**What the exercise asks**
With pictures removed, output every record below exactly as written.

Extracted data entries

--- --- ---

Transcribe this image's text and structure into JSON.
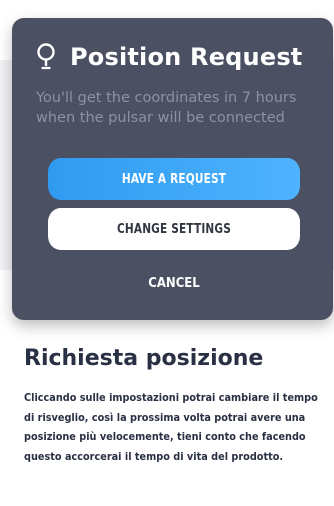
{
  "modal": {
    "title": "Position Request",
    "icon": "lightbulb-pin-icon",
    "subtitle": "You'll get the coordinates in 7 hours when the pulsar will be connected",
    "primary_button": "HAVE A REQUEST",
    "secondary_button": "CHANGE SETTINGS",
    "cancel_button": "CANCEL"
  },
  "section": {
    "title": "Richiesta posizione",
    "body": "Cliccando sulle impostazioni potrai cambiare il tempo di risveglio, così la prossima volta potrai avere una posizione più velocemente, tieni conto che facendo questo accorcerai il tempo di vita del prodotto."
  },
  "colors": {
    "modal_bg": "#4b5163",
    "accent": "#2f9bf0",
    "text_dark": "#2a3043",
    "subtitle": "#8c92a2"
  }
}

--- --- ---

**Solved exercise**
Transcribe this image's text and structure into JSON.
{
  "modal": {
    "title": "Position Request",
    "icon": "lightbulb-pin-icon",
    "subtitle": "You'll get the coordinates in 7 hours when the pulsar will be connected",
    "primary_button": "HAVE A REQUEST",
    "secondary_button": "CHANGE SETTINGS",
    "cancel_button": "CANCEL"
  },
  "section": {
    "title": "Richiesta posizione",
    "body": "Cliccando sulle impostazioni potrai cambiare il tempo di risveglio, così la prossima volta potrai avere una posizione più velocemente, tieni conto che facendo questo accorcerai il tempo di vita del prodotto."
  },
  "colors": {
    "modal_bg": "#4b5163",
    "accent": "#2f9bf0",
    "text_dark": "#2a3043",
    "subtitle": "#8c92a2"
  }
}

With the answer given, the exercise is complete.